** EXERCISE REQUIREMENTS **
All records below must be retyped exactly.

** LISTED ENTRIES **
^^^^

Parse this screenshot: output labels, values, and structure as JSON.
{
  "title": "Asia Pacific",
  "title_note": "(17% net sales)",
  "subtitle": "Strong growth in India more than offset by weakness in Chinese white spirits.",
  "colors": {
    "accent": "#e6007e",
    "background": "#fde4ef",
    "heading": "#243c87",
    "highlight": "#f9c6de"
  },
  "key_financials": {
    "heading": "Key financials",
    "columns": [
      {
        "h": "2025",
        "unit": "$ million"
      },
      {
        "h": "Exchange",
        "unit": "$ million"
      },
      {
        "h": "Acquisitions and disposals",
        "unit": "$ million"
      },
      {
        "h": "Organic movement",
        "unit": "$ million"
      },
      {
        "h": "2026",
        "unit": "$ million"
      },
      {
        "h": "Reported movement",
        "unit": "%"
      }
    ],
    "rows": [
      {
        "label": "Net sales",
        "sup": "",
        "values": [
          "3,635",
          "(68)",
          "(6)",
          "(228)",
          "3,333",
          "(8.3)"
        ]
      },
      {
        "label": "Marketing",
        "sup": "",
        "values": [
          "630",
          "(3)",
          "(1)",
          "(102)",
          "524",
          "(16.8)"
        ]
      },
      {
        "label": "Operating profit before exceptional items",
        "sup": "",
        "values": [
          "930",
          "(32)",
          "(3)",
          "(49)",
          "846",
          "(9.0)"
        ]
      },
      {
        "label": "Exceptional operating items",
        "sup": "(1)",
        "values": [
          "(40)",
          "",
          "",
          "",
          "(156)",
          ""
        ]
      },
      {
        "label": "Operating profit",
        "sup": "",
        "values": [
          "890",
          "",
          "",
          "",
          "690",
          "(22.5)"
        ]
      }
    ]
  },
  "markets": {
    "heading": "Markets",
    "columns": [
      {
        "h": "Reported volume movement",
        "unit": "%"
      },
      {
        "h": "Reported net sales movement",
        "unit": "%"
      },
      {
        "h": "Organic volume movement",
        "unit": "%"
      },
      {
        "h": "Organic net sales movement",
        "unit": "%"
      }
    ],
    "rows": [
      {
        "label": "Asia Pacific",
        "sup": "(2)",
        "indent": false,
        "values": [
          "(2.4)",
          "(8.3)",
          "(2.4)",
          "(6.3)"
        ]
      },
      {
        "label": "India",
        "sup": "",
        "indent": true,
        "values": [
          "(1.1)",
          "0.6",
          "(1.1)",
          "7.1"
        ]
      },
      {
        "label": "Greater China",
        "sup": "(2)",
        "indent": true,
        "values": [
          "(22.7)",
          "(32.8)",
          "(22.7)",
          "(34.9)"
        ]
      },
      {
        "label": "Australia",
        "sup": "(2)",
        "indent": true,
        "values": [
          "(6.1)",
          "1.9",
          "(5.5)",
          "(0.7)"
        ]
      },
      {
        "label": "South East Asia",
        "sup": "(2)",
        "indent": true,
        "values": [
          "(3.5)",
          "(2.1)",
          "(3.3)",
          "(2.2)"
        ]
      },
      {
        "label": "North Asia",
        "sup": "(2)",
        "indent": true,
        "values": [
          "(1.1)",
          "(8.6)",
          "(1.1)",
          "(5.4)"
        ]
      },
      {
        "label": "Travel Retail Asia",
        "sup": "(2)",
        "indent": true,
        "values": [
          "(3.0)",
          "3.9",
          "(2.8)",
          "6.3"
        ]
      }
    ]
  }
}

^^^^

** RESPONSE FOR THIS EXERCISE **
Parse this screenshot: output labels, values, and structure as JSON.
{
  "title": "Asia Pacific",
  "title_note": "(17% net sales)",
  "subtitle": "Strong growth in India more than offset by weakness in Chinese white spirits.",
  "colors": {
    "accent": "#e6007e",
    "background": "#fde4ef",
    "heading": "#243c87",
    "highlight": "#f9c6de"
  },
  "key_financials": {
    "heading": "Key financials",
    "columns": [
      {
        "h": "2025",
        "unit": "$ million"
      },
      {
        "h": "Exchange",
        "unit": "$ million"
      },
      {
        "h": "Acquisitions and disposals",
        "unit": "$ million"
      },
      {
        "h": "Organic movement",
        "unit": "$ million"
      },
      {
        "h": "2026",
        "unit": "$ million"
      },
      {
        "h": "Reported movement",
        "unit": "%"
      }
    ],
    "rows": [
      {
        "label": "Net sales",
        "sup": "",
        "values": [
          "3,635",
          "(68)",
          "(6)",
          "(228)",
          "3,333",
          "(8.3)"
        ]
      },
      {
        "label": "Marketing",
        "sup": "",
        "values": [
          "630",
          "(3)",
          "(1)",
          "(102)",
          "524",
          "(16.8)"
        ]
      },
      {
        "label": "Operating profit before exceptional items",
        "sup": "",
        "values": [
          "930",
          "(32)",
          "(3)",
          "(49)",
          "846",
          "(9.0)"
        ]
      },
      {
        "label": "Exceptional operating items",
        "sup": "(1)",
        "values": [
          "(40)",
          "",
          "",
          "",
          "(156)",
          ""
        ]
      },
      {
        "label": "Operating profit",
        "sup": "",
        "values": [
          "890",
          "",
          "",
          "",
          "690",
          "(22.5)"
        ]
      }
    ]
  },
  "markets": {
    "heading": "Markets",
    "columns": [
      {
        "h": "Reported volume movement",
        "unit": "%"
      },
      {
        "h": "Reported net sales movement",
        "unit": "%"
      },
      {
        "h": "Organic volume movement",
        "unit": "%"
      },
      {
        "h": "Organic net sales movement",
        "unit": "%"
      }
    ],
    "rows": [
      {
        "label": "Asia Pacific",
        "sup": "(2)",
        "indent": false,
        "values": [
          "(2.4)",
          "(8.3)",
          "(2.4)",
          "(6.3)"
        ]
      },
      {
        "label": "India",
        "sup": "",
        "indent": true,
        "values": [
          "(1.1)",
          "0.6",
          "(1.1)",
          "7.1"
        ]
      },
      {
        "label": "Greater China",
        "sup": "(2)",
        "indent": true,
        "values": [
          "(22.7)",
          "(32.8)",
          "(22.7)",
          "(34.9)"
        ]
      },
      {
        "label": "Australia",
        "sup": "(2)",
        "indent": true,
        "values": [
          "(6.1)",
          "1.9",
          "(5.5)",
          "(0.7)"
        ]
      },
      {
        "label": "South East Asia",
        "sup": "(2)",
        "indent": true,
        "values": [
          "(3.5)",
          "(2.1)",
          "(3.3)",
          "(2.2)"
        ]
      },
      {
        "label": "North Asia",
        "sup": "(2)",
        "indent": true,
        "values": [
          "(1.1)",
          "(8.6)",
          "(1.1)",
          "(5.4)"
        ]
      },
      {
        "label": "Travel Retail Asia",
        "sup": "(2)",
        "indent": true,
        "values": [
          "(3.0)",
          "3.9",
          "(2.8)",
          "6.3"
        ]
      }
    ]
  }
}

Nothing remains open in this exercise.